Vast parts of Syrian society, including the urban middle and upper class of Sunni Muslims— the country’s majority sect—and the substantial Christian population still support Mr. Assad, as do his security forces.

That bodes poorly for protesters, in contrast to the recent uprisings in countries such as Egypt, where the middle class, and ultimately the military, supported the transitions from an entrenched regime. On Friday, a group of Syrian activists called on the army to follow in the footsteps of the Egyptian military and lead a transition to a democratically elected government.

The initiative represented the most unified front yet by Syria’s loosely organized opposition since protests began, against a regime that has ruled for four decades and violently squashed dissent before.

The initiative was coordinated by three opposition figures abroad, who said it has been signed by 150 politicians and activists inside Syria.

“The best option is for the leadership of the regime to lead a transition to democracy that would safeguard the nation from falling into a period of violence, chaos and civil war,” the opposition group said in a statement.

Activists say there are several such plans in draft form. Syria’s better-known opposition figures, including members of the exiled Muslim Brotherhood, haven’t signed on to the initiative. In addition, it may prove difficult to garner support from activists who have seen brutal force. That suggests the opposition group may be banking on a rift in the military.

The proposal singled out Defense Minister Ali Habib, a member of the ruling Alawite minority like Mr. Assad, and army Chief of Staff Gen. Dawud Rajha, as credible regime figures to lead a transition process. Neither official responded publicly to the proposal.

“We’re giving the president a test today and tomorrow, to demonstrate whether he is in control and he has still authority over the people around him,” said Ausama Mounajed, a spokesman for the initiative, who has lived in the U.K. since 2004. Two other coordinators, Radwan Ziadeh and Najib Ghadbian, are based in the U.S. Mr. Mounajed said the opposition movement chose Mr. Habib for his credentials as a professional army man, and as a message to Syria’s Alawite community.

Between the 45-year-old Mr. Assad and his father, Hafez, the Assad family has ruled Syria since 1970. Their Alawite sect, an offshoot of Shiite Islam, rules over a Sunni majority.

“They’ve chosen an Alawite figure and suggested that he could lead this, which could possibly create a fracture within the regime,” said Riad Kahwaji, founder and head of the Dubai-based Institute for Near East and Gulf Military Analysis. “You are making the Alawites take a long look at whether it’s worth it to keep the Assads any longer in power.”

On Saturday, activists reported soldiers in Deraa defecting and joining the protesters, following reports earlier this week of clashes between army units in the southern city. In a statement Friday, an official military source quoted by the state news agency said “allegations…about a split in the army” are untrue.

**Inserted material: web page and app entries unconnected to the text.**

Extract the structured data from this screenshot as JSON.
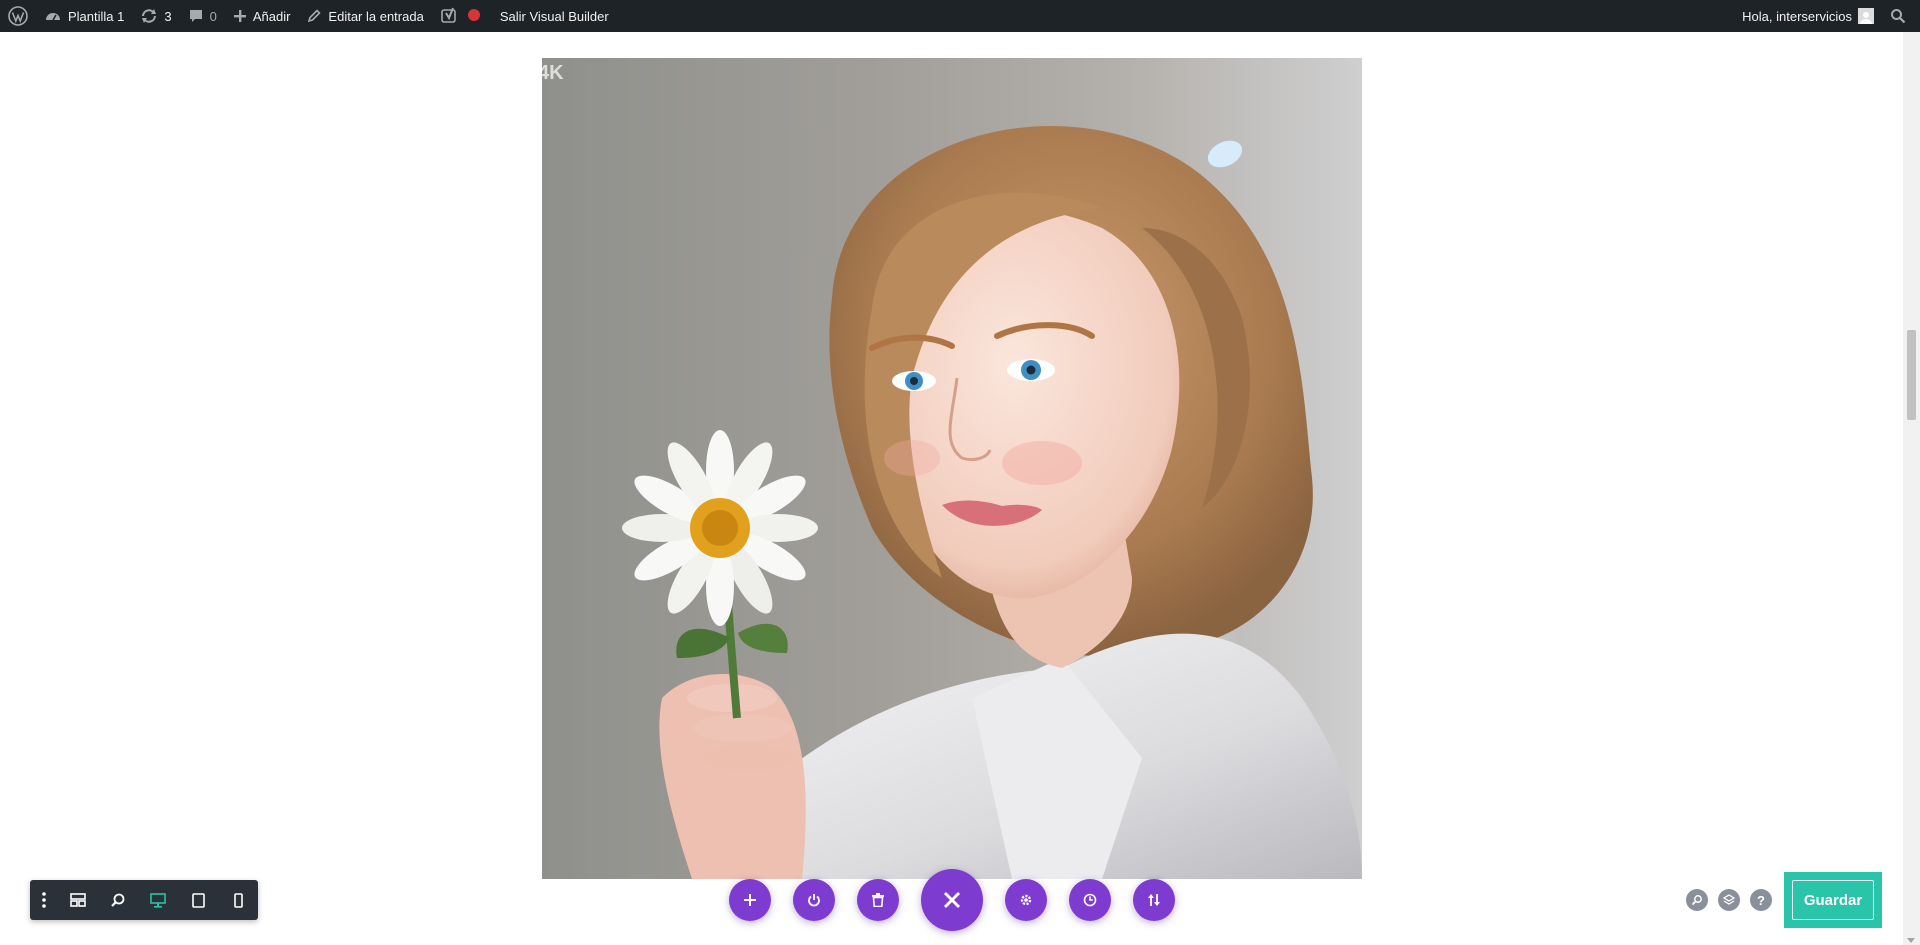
{
  "admin_bar": {
    "site_name": "Plantilla 1",
    "updates_count": "3",
    "comments_count": "0",
    "add_label": "Añadir",
    "edit_label": "Editar la entrada",
    "exit_builder_label": "Salir Visual Builder",
    "greeting": "Hola, interservicios"
  },
  "content": {
    "image_watermark": "4K"
  },
  "builder": {
    "save_label": "Guardar",
    "help_label": "?"
  },
  "colors": {
    "admin_bar_bg": "#1d2327",
    "purple_accent": "#7e3bd0",
    "save_green": "#29c4a9",
    "toolbar_dark": "#2b3138",
    "desktop_active": "#29c4a9"
  },
  "icons": {
    "left_toolbar": [
      "more-vertical-icon",
      "layout-icon",
      "zoom-icon",
      "desktop-icon",
      "tablet-icon",
      "phone-icon"
    ],
    "center_controls": [
      "add-icon",
      "power-icon",
      "trash-icon",
      "close-icon",
      "settings-icon",
      "history-icon",
      "sort-icon"
    ],
    "right_controls": [
      "search-icon",
      "layers-icon",
      "help-icon"
    ]
  }
}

The prolonged confrontation has polarized the country. Many Syrians are sticking with the regime—especially the substantial population of Christians and other minorities, and the urban middle and upper classes of Sunni Muslims with a large stake in the system the Assad family has built.

Their support is quiet, even reluctant, and often stems from fear that chaos and sectarian conflict could result if the regime lost control. But their support has been critical to the regime’s response to the crisis.

Even amid the violence in Deraa, one resident reached by cellphone on Friday said she still supported Mr. Assad.

“We love Bashar, but the people below and around him aren’t listening to him anymore,” she said. “I love his positions…But I never expected this, not from him and not from the regime.”

The theme that Mr. Assad isn’t responsible for the violence was echoed by a graduate student in Damascus, who said his support for the leader had to do with “the combination of his lovable personal character and his courageous confrontation with American policies over the past years.”

Copyright © In The Days